Did you make the whole gun from scratch? Most of the kits we get here in the USA (is "oz" in your name for Aussieland?) have the ejector block and gas block included so some of the items you mention would not be part of "making a receiver" to most of these fellows. Did you not have access to the ejector block with the bolt holdopen and mag catch?
April 13, 2002, 11:56
slr,..I'm sure that many on here would like to see your rifle. Sounds like you did quite a bit of work on it. You're the first person that I know of who has fabricated a receiver from scratch.

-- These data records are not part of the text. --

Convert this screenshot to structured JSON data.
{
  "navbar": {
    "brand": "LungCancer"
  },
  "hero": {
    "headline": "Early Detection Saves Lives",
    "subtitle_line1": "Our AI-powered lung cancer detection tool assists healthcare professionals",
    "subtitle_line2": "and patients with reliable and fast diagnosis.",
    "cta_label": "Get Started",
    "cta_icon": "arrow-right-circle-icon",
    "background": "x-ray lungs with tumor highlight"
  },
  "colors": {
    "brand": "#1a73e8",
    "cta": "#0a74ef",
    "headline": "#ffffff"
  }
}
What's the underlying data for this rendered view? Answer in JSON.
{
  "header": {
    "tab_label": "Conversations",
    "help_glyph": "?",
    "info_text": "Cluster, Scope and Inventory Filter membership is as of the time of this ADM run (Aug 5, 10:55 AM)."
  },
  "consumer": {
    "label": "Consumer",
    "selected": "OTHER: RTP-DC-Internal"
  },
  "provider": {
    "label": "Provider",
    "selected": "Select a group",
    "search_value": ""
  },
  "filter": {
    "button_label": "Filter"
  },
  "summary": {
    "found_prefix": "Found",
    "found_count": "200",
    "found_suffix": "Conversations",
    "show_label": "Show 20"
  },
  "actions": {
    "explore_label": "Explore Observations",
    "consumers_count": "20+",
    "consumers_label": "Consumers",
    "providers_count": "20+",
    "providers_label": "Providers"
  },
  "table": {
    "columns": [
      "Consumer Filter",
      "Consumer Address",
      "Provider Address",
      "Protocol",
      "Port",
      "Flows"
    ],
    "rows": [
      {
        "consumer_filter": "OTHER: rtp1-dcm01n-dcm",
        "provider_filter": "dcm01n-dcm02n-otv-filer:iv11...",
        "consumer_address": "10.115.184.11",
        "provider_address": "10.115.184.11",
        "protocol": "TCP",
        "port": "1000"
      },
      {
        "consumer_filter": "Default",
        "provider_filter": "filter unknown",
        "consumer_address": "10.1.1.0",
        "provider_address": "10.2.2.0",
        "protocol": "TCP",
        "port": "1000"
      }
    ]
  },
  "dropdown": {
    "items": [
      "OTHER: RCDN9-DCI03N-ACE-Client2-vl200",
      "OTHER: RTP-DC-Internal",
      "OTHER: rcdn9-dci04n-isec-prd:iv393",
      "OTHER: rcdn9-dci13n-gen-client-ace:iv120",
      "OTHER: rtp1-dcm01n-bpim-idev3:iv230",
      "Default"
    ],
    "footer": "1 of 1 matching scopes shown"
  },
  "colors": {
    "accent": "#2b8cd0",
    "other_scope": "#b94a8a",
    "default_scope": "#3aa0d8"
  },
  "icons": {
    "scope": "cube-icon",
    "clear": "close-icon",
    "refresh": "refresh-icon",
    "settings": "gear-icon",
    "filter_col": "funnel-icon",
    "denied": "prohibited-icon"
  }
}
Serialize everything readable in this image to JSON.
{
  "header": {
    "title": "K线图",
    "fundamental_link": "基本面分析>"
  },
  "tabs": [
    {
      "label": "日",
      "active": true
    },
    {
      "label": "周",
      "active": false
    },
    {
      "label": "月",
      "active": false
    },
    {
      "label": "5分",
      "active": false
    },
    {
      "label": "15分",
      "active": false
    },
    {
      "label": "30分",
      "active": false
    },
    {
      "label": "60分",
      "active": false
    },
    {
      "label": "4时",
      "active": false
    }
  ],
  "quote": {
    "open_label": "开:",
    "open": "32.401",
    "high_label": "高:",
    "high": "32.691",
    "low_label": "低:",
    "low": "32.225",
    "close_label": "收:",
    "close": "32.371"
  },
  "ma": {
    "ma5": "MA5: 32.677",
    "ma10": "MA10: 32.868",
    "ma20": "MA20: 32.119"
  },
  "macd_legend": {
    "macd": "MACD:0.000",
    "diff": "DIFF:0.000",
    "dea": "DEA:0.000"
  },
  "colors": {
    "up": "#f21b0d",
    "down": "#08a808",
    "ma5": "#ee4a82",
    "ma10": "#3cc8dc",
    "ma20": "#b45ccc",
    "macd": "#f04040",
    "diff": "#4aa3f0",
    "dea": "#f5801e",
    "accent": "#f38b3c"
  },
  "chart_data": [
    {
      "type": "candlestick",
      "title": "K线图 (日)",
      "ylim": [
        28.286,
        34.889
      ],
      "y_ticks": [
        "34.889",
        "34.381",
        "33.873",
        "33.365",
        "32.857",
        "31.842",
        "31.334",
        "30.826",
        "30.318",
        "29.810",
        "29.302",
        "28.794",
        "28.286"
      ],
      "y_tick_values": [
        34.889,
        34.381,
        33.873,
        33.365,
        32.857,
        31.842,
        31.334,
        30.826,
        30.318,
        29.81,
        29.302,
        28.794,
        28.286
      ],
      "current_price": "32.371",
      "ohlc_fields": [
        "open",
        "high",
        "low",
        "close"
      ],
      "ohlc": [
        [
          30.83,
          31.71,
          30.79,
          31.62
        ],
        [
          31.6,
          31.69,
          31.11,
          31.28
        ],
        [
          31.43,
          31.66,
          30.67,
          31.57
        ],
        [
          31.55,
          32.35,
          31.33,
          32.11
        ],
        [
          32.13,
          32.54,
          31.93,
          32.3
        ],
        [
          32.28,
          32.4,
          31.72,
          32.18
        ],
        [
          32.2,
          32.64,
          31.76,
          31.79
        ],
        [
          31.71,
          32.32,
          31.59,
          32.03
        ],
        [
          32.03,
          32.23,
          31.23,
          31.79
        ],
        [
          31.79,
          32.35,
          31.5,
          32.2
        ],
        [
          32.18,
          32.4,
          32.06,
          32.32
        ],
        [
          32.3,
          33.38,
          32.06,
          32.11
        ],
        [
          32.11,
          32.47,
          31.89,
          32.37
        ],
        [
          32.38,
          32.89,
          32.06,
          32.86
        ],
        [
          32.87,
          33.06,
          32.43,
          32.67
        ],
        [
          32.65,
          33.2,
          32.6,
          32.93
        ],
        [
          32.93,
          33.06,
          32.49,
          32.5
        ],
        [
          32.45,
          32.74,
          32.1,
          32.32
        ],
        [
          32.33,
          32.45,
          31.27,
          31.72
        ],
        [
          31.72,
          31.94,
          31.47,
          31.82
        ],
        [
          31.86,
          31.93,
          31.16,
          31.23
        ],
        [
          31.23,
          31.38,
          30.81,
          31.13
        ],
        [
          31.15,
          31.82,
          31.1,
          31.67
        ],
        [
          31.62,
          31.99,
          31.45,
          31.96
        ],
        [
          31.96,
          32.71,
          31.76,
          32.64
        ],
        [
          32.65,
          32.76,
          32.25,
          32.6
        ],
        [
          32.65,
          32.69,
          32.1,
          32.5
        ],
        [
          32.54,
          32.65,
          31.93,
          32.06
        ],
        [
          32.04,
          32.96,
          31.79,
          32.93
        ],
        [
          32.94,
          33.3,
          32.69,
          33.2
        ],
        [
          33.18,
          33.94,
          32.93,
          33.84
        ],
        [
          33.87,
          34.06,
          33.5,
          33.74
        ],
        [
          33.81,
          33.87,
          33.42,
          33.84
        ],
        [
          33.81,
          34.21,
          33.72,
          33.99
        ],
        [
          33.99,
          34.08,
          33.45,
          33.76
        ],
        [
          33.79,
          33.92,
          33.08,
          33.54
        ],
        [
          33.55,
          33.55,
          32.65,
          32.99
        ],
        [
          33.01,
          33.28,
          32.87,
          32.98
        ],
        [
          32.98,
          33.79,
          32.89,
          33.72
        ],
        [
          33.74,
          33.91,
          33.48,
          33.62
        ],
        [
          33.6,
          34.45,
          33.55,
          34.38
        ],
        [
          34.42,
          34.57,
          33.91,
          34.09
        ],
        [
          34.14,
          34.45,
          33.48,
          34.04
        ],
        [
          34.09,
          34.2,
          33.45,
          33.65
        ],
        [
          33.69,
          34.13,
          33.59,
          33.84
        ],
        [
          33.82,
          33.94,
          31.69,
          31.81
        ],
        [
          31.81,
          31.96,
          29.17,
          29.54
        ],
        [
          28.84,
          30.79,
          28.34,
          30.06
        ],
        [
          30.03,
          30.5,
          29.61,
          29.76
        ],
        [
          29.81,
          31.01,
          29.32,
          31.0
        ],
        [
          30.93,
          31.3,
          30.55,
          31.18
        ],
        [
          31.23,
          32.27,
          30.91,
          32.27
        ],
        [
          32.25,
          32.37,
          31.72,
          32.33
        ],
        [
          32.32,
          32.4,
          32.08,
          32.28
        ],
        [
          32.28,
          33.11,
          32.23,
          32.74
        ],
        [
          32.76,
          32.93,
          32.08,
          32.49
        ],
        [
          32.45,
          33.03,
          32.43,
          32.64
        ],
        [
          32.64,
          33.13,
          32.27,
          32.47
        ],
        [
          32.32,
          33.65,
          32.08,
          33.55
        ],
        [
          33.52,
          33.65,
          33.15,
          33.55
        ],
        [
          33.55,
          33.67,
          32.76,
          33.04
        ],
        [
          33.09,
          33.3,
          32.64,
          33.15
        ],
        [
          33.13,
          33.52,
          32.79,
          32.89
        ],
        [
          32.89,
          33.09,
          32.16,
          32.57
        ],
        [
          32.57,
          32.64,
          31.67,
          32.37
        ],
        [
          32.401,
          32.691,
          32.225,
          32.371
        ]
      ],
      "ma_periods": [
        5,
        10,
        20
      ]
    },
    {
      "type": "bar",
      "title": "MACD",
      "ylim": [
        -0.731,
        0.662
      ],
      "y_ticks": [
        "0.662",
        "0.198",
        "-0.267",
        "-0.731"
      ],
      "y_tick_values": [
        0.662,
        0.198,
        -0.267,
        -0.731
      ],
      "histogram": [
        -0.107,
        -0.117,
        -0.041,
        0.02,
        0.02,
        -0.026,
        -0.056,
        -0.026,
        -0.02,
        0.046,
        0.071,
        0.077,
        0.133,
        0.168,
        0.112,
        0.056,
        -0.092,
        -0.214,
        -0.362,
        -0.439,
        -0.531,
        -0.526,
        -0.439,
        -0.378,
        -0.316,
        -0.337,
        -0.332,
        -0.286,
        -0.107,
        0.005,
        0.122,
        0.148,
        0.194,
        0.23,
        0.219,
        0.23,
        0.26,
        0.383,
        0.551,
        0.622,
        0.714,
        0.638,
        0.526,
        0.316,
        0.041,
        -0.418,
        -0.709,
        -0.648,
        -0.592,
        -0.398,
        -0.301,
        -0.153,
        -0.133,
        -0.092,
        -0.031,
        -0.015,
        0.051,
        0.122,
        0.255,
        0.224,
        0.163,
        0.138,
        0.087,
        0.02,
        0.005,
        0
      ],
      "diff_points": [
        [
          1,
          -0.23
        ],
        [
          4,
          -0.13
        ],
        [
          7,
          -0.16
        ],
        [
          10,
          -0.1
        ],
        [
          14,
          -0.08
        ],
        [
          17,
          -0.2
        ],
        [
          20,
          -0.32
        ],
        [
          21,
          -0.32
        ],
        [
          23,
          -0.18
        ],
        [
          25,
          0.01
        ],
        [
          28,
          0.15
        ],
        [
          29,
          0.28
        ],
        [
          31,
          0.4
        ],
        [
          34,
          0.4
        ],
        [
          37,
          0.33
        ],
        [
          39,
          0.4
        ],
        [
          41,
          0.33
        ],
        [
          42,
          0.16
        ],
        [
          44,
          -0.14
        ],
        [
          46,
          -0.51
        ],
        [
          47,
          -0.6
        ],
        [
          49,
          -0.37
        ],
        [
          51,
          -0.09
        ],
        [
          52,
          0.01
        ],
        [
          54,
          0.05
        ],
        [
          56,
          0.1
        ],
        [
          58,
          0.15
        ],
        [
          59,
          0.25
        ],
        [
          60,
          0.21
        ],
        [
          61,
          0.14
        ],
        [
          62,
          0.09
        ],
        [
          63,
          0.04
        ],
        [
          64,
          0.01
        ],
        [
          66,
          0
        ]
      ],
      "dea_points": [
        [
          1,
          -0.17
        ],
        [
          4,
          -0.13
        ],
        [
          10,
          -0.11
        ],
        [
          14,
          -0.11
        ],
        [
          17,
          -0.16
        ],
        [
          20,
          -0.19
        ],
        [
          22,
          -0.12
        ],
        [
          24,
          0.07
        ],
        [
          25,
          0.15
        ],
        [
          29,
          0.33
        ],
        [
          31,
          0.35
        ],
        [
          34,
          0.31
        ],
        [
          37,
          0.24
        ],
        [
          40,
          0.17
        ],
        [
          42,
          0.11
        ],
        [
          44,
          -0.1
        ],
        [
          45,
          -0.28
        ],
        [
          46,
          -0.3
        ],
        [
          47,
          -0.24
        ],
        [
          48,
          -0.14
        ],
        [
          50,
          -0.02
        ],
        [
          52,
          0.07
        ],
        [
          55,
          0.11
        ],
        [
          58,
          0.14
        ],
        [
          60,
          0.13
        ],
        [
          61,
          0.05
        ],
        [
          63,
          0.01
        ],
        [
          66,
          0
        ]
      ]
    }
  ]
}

Yours is definitely a project which should be photographed and posted. Borrow a digital camera if you don't have one and get us a pic.
April 14, 2002, 12:51
The FAL reciever is possible but not really cost effective if you look at the price of an IMBEL. The cutters I bought to do the job were almost the cost of an IMBEL Type 3.
I built one at work on a Lagun mill which is really just a Bridgeport copy. I used 4140 barstock. I have been planning to get one of the Tannery Shop castings to check out but just haven`t got to it yet. I will get that taken care of and I also want to get a copy of his prints to compare to mine along with the 1911 prints.
I used prints I got from a machinst that built one for a L1A1 kit when those kits first came out. I wouldn`t claim they are an exact match for Steyr prints but they do work. I have started a computer 3D drawing in a Uni-Graphics cad system but it isn`t complete yet.
edit: Another thought , the reciever must be put in the mill vertical to cut one surface and it will probably take a full size mill to have enought vertical clearance. I have never used one of the mini-mills but just by looking at them it would be tough to fit.
I went to Knob creek yesterday and the FNs from DS Arms were easily the best looking rifles there.
[ April 14, 2002: Message edited by: EMDII ]
vBulletin® v3.8.7, Copyright ©2000-2015, vBulletin Solutions, Inc.